With regard to the first, it appears—though this is far from certain—that the military finds it easier to take in large numbers of North Caucasians at one time and then reduce them in the next cycle. For one thing, such practice may help prevent the formation of ethnic-based cliques inside particular military units that could quickly give rise to ethnically tinged dedovshchina (a pervasive form of hazing, in which older soldiers abuse younger ones). Accepting fewer non-Russian soldiers in intervening cohorts could be designed to mollify this problem. Additionally, this pattern may reflect a calculation that taking young men from the region in the spring will lessen the chance that they will be recruited by radicals, who tend to take to the field during the warmer months and lie fallow as temperatures drop and conditions worsen. And finally, it is even possible that the Russian military may devote more resources to integrating non-Russians at one point than at others, although there is no clear publicly available evidence of this.
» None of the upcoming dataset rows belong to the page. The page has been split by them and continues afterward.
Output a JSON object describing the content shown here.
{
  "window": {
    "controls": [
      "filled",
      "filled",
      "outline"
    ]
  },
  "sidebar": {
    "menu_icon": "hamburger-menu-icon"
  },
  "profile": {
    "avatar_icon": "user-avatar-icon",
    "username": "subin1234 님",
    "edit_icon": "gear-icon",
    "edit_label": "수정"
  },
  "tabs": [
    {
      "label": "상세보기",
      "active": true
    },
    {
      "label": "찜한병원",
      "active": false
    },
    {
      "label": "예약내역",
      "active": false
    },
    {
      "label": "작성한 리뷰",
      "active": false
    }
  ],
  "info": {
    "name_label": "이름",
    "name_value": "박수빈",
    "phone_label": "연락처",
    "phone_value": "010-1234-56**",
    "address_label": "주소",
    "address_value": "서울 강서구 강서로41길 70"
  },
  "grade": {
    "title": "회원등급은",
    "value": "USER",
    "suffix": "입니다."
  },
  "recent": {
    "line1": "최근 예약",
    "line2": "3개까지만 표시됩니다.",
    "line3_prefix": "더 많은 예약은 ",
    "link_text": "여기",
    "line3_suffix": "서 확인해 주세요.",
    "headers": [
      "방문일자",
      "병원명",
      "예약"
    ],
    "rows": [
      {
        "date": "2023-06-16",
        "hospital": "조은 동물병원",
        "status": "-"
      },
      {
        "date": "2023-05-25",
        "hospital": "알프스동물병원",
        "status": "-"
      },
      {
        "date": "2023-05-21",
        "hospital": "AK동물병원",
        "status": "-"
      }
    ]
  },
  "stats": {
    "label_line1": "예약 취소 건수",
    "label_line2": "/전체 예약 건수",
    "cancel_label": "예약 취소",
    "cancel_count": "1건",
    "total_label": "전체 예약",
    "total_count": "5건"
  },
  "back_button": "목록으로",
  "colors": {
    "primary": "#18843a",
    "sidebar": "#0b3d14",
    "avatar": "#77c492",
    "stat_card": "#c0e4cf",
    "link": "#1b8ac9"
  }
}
The factors shaping Moscow’s overall use of North Caucasians in the military are more obvious. Three aspects push for greater inclusion of North Caucasians in the barracks, and three oppose this trend. Demographics is the most important “push”: there are vastly more young men in the prime draft-age groups in the North Caucasus relative to the overall population than there are in predominantly ethnic-Russian regions. This has been particularly true at present, as the last young men born during Russia’s years of incredibly low birth rates come of age. Some North Caucasus leaders have spoken of tens of thousands of North Caucasians who could serve but are not being drafted, while Moscow scours the bottom of the barrel to find ethnic-Russian soldiers in the rest of the country. The two other potential factors are the desire of young North Caucasians to obtain an aforementioned “military ticket” and the equally powerful desire of North Caucasian leaders to have young men in their republics do so lest they turn to militarism (see EDM, October 5, 2017).
The factors working against conscripting more North Caucasians are the opposition of Russian commanders to having large numbers of Muslim soldiers under their command. They do not trust such troops in all cases and sometimes worry that they may destroy unit cohesion. Other Russian commanders and political leaders fear that North Caucasians who do serve in the military may use the skills they acquire against the Russian state later. Finally, there is the apprehension that exposure to different ethnic groups may heighten nationalistic resentment between both Russians and non-Russians.
Fall and spring draft numbers represent the state’s attempt to work through this calculus. And they are an indication both of what Moscow wants to do, and what it feels it has no choice to do as long as it maintains a military heavily dependent on the draft.